But seems there are different views on this.
* Raymond suggested to add an underscore the two dozens of names in the
calendar module not included in __all__.
I do not like this idea, because it looks like a code churn and makes
the code less readable.
* Gregory suggests to document codecs.escape_decode() despite it is not
included in __all__.
I do not like this idea, because this function always was internal, its
only purpose was implementing the "string-escape" codec which was
removed in Python 3 (for reasons). In Python 3 it is only used for
supporting the old pickle protocol 0.
Could we strictly define what is considered a public module interface in
2019-06-03 I have created PR https://github.com/python/cpython/pull/13772 ,
which adds IPv6 scoped addresses support to ipaddress module.
It is very critical to everyone, who is dealing with IPv6 networking. For
example, in salt project they use patched module.
So, it would be very nice to have my changes merged and avoid such a

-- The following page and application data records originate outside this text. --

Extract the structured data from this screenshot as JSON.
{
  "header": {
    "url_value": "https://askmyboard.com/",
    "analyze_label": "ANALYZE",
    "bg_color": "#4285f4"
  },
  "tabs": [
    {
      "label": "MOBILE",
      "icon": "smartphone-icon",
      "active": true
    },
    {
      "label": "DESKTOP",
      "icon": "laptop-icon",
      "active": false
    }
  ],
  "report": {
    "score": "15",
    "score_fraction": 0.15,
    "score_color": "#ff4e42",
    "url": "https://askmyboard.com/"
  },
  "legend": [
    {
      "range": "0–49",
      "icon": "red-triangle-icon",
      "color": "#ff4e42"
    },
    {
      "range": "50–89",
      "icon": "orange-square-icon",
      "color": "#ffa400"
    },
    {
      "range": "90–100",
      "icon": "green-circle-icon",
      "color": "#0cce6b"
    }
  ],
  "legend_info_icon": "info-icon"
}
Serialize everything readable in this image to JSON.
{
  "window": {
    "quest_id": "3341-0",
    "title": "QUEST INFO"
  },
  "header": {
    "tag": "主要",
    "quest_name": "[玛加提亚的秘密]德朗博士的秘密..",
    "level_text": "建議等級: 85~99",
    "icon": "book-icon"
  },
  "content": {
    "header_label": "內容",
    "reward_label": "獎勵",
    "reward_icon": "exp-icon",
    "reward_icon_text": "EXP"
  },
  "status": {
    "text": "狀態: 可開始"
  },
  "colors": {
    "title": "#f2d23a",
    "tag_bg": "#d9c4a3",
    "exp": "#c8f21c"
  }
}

Pull request passed review, but stopped at core review stage.
I wrote reminder comment at bugtracker without any result, also I can not
reach pmoody (a maintainer of ipaddress module).
Here is link to the bug - https://bugs.python.org/issue34788.
Please, pay attention to this issue.
is a simple doc change for difflib, which I approved some months ago.
But I don't know the current workflow well enough to finish it myself.
- Does something special need to be done for doc changes?
- Since this is a 1st-time contributor, does it need a change to the ACKS file?
- Anything else?
I'm sure this is all obvious after you've done it once, but I haven't.
So I'll watch and do it myself next time ;-)
Victor's experiments into a register-based virtual machine live here:
I'd like to revive them, if for no other reason to understand what he
did. I see no obvious way to collect them all as a massive diff. For
the moment, I downloaded each commit and am applying them oldest to
newest (against 3.3, which I think was Victor's base), correcting
issues as I go along. Still, that is going to take a good long while.
If there's an easier way to do this, I'm all ears.
I've updated the text of PEP 588 (https://www.python.org/dev/peps/pep-0588/)
with several items under "Migration Plan" section:
- Hire a professional project manager to help ensure the success of the
- Create a playground issue tracker on GitHub to experiment and test the
- The work on new CLA host is currently stalled. (more details:
- We've created a new Python Triage team, taking advantage of GitHub's beta
Triage role. We need a better guideline/criteria on how to promote people
to the Python triage team.
- A test repo containing proposed GitHub labels have been created by Carol
Willing. It can be reviewed at:
are welcome. I would suggest discussing the labels in Discourse
<https://discuss.python.org/> under core-workflow category.
- we should create a separate branch on GitHub with info about the new
workflow. This should be done ahead of the actual migration, not after.
Please re-read PEP 588 in its entirety. Any questions or concerns about PEP
588 can be discussed here in python-dev, or Discourse under core-workflow
(FYI, I'm cross-posting this from core-mentorship. If you'd like to reply,
please do so there.)
Following the recent discussion on core-mentorship about beginning
contribution, the difficulties it entails and how to improve the situation,
I'd like to start a process of improving the situation.
As a first step, I'd like to collect as many stories about beginning to
contribute to Python. This includes stories about failures to do so; in
fact, those would be most useful!
I'm intentionally leaving this very open; I'd like to hear anything people
have to tell about their experiences, with as little guidance as possible.
Specifically, at this point, I'm not (yet) looking for specific suggestions
for how to improve the situation.
So, following Guido's call (on core-mentorship) to publicly post such
stories, please help us collect as many such accounts as possible! Post
your own stories, and more importantly, reach out to others who could share
their own stories and ask them to do so!
Those who feel that posting publicly would require too much work, or just
don't feel comfortable doing so, are invited to write to me personally;
I'll use the information anonymously if asked to.
- Tal Einat